In the U.S., we have decided, through the laws created by our elected officials, that individual taxable income should be taxed at progressive rates. In other words, the more taxable income you have, the bigger percentage of that income you have to pay in taxes.
To attempt to simplify the application of this approach, the lawmakers created income ranges that are taxed at different rates, creating tax brackets. Based on current laws, taxable income (i.e. amount reported on line 43 of Form 1040) ranging from $0 to $8,375 by a single tax filer is taxed at a rate of 10%. The income reported from $8,375 to $34,000 by this same single filer is taxed at a higer rate of 15%. Here are the 2010 tax brackets for single filers:
2010 Federal Income Tax Brackets for Single Filers
Brief History of U.S. Tax Brackets
Since 1913, when the federal income tax was made permanent, we have had tax brackets. Our first set of brackets was fairly simple, with rates ranging from 1% to 7%. This initial set of brackets applied to all tax filers.
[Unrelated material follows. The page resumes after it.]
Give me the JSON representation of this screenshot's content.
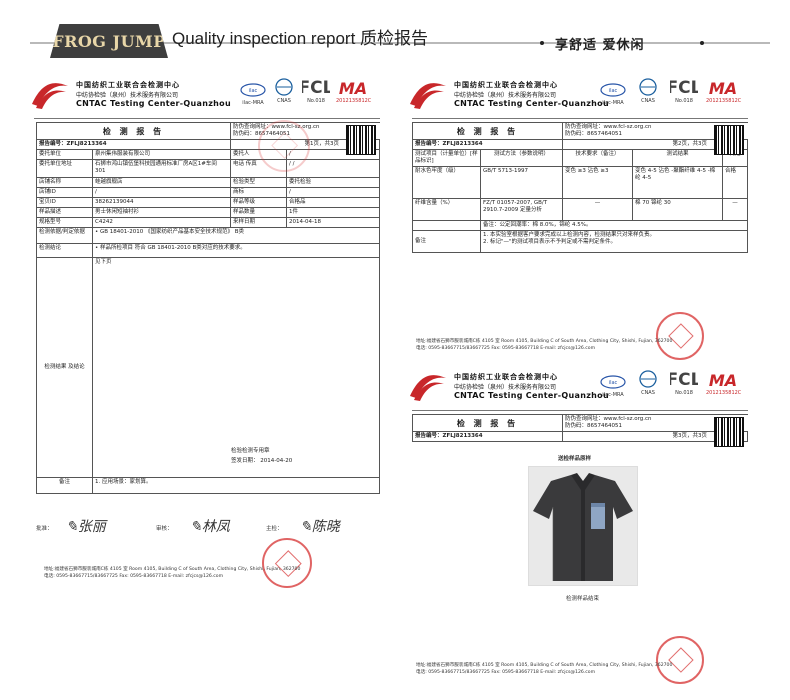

In the 40s and 50s, different tax brackets were created for Single, Married Filing Jointly, Married Filing Separately, and Head of Household.
The highest federal tax rate ever levied in the U.S. was a whopping 94% for income over $200,000 back in 1944 and 1945. Tax rates and income brackets can change each year, based on new law and inflation adjustments.
“What Tax Bracket Am I In?”
One of the most common questions tax filers have is, “what tax bracket am I in?” We already know, based on the brackets above, that every filer is effectively in every tax bracket, up to their highest. So we can assume that the question really is, “what is my highest tax bracket?” The rate associated with your highest bracket is actually called your marginal tax rate. For instance, if you make $90,000 in 2010, you will have a 28% marginal tax rate.
Does this mean that you will pay 28% of $90,000 in taxes for the year? No. It just means that the highest margin of income you report will be taxed at 28%. This is useful because generally every dollar you add to your current income will be taxed at that highest rate. Likewise, every reduction you make (i.e. tax deductible expense) will generally save you that percentage in tax dollars.
What you might be more interested in knowing though is your effective tax rate. This is the percentage of your taxable income that was actually paid in taxes. To determine your effective tax rate from last year, find your tax return and divide your total tax by your taxable income. Think of this as your average rate across all brackets.